The cleverly concealed light source emits light outwards, diffused through the 72 “leaves”. An international design icon for deserved reasons, its lasting legacy is down to unique design, expert craftsmanship, and Poul Henningsen’s mastery of light. Originally intended for Copenhagen’s Langelinie Pavilion, the Louis Poulsen PH Artichoke Pendant Lamp was designed to look sculptural even when turned off, enhancing the building’s impressive Modernist aesthetic.
Poul Henningsen is an integral figure in lighting design and architecture, whose revolutionary views on the utilisation of light in the home led to a number of ground-breaking designs.

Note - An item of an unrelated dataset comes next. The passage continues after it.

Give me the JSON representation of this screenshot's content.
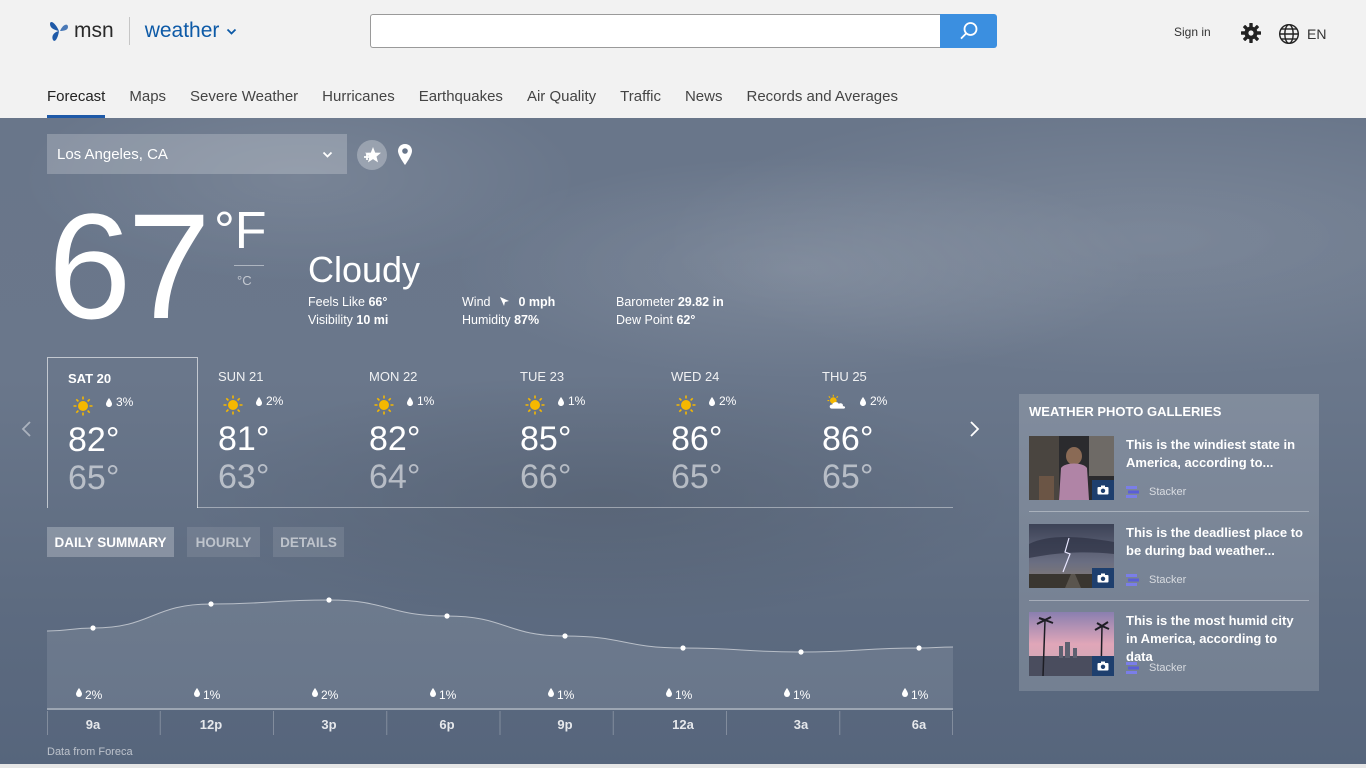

Collaborating with Louis Poulsen in 1924/25, Henningsen produced the first version of the seminal PH multi-shade lamp, a classic piece of modern lighting design, featuring separate elements which are shaped and assembled in such a way that the bulb is covered and light is directed downward, creating a soft, diffused effect.
Henningsen was aware of the importance of light in urban life, but sought a way to subdue the harshness of electric light while harnessing its mood-altering properties, believing that the aesthetic of an interior is highly dependent on how light is used.